▸ **WHAT TO PRODUCE**
Determine the number of lines of the records below that include "found". Respond with the number and no other text.
═════ RECORDS PROVIDED
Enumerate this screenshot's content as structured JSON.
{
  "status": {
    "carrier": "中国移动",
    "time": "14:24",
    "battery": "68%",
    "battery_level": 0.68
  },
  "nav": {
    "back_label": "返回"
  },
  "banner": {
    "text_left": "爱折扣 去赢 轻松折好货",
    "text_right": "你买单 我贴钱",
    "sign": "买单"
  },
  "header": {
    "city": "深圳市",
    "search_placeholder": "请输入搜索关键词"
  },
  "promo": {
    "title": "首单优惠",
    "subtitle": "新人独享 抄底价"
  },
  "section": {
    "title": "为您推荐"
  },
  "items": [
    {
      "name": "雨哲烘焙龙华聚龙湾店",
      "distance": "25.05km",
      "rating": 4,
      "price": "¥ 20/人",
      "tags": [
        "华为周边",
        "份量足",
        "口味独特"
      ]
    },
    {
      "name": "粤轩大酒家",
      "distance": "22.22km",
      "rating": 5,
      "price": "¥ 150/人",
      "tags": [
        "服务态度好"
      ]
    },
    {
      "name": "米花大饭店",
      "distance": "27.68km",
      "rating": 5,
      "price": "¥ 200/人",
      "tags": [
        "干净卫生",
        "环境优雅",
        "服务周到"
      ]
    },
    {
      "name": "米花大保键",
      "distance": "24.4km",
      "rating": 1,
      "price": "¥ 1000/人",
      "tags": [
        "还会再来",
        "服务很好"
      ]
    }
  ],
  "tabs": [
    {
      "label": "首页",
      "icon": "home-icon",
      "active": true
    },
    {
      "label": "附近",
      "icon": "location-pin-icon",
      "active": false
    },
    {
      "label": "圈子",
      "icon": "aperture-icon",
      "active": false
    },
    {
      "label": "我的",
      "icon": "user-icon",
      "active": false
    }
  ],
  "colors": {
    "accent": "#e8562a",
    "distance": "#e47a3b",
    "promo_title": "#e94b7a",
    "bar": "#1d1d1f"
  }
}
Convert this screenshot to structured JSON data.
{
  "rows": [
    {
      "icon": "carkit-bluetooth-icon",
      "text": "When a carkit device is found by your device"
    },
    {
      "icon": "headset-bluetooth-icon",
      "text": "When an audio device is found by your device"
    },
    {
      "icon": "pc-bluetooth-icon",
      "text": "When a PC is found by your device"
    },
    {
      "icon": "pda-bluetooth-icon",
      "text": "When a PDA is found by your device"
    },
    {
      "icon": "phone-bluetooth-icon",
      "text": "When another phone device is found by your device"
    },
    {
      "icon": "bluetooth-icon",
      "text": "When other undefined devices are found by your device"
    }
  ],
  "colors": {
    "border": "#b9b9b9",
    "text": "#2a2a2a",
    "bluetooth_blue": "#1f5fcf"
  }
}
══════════
▸ **REPLY**
6